  • When cake is done, keep in pan for 12 minutes. Carefully invert pan and ease cake onto wire rack. At this point, you can pour the syrup by spoonfuls, going along the breadth of cake to moisten each area. Or wait till cake cools to spoon over.
  • Serve with fresh whipped cream.
Notes~ When squeezing juice from grapefruit for the cake, set aside two extra tablespoons for the making of your syrup (below).

Grease and flour those grooves and nooks well, unless you want a pan cemented with cake.
Grapefruit, ginger, mint syrup~
  • 2/3 c water
  • 1/2 c sugar
  • 1/2 inch ginger sliver
  • 1 sprig mint, freshly chopped ( I used grapefruit mint)
  • 2 tbsp fresh squeezed grapefruit juice

  • To make syrup, heat water with sugar on medium flame. When mixture is slightly dissolved add ginger and mint and stir till no grit of sugar is left. Take off heat, pour in remaining 2 tbsp of grapefruit juice and let cool to room temperature. Take out ginger and mint.

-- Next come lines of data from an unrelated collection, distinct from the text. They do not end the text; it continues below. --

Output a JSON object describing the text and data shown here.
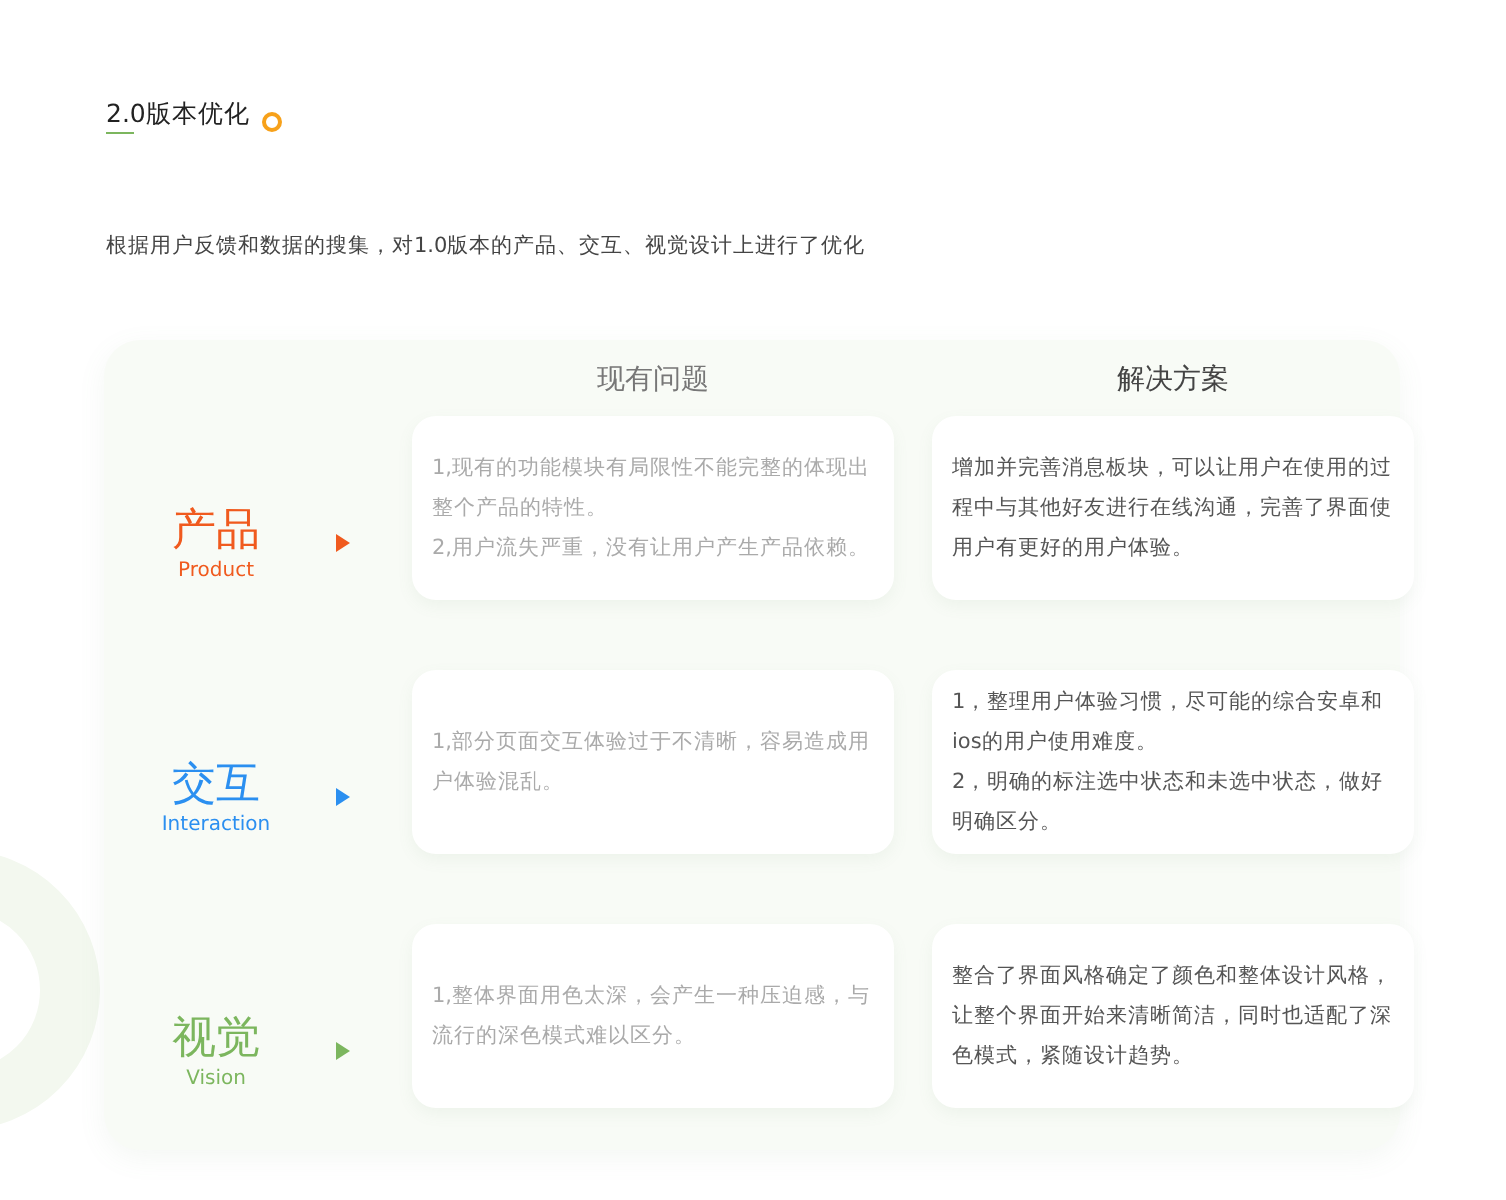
{
  "section_title": "2.0版本优化",
  "intro": "根据用户反馈和数据的搜集，对1.0版本的产品、交互、视觉设计上进行了优化",
  "columns": [
    "现有问题",
    "解决方案"
  ],
  "rows": [
    {
      "name": "产品",
      "subtitle": "Product",
      "color": "#f05a1e",
      "issues": [
        "1,现有的功能模块有局限性不能完整的体现出整个产品的特性。",
        "2,用户流失严重，没有让用户产生产品依赖。"
      ],
      "solutions": [
        "增加并完善消息板块，可以让用户在使用的过程中与其他好友进行在线沟通，完善了界面使用户有更好的用户体验。"
      ]
    },
    {
      "name": "交互",
      "subtitle": "Interaction",
      "color": "#2b8ff0",
      "issues": [
        "1,部分页面交互体验过于不清晰，容易造成用户体验混乱。"
      ],
      "solutions": [
        "1，整理用户体验习惯，尽可能的综合安卓和ios的用户使用难度。",
        "2，明确的标注选中状态和未选中状态，做好明确区分。"
      ]
    },
    {
      "name": "视觉",
      "subtitle": "Vision",
      "color": "#7cb65e",
      "issues": [
        "1,整体界面用色太深，会产生一种压迫感，与流行的深色模式难以区分。"
      ],
      "solutions": [
        "整合了界面风格确定了颜色和整体设计风格，让整个界面开始来清晰简洁，同时也适配了深色模式，紧随设计趋势。"
      ]
    }
  ]
}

Pictures of whipped up clouds of cream can never be enough.

 Meet grapefruit mint, my lovely green who was inspiration for what you see here.

Take a look~ Last year, this time: breaded pork chops and cake pops.

"Fight the good fight of the faith. Take hold of the eternal life to which you were called when you made your good confession in the presence of many witnesses." (1 Timothy 6:12)

"The moment you're ready to quit is usually the moment right before a miracle happens" 
Don't. Give. Up. (!!)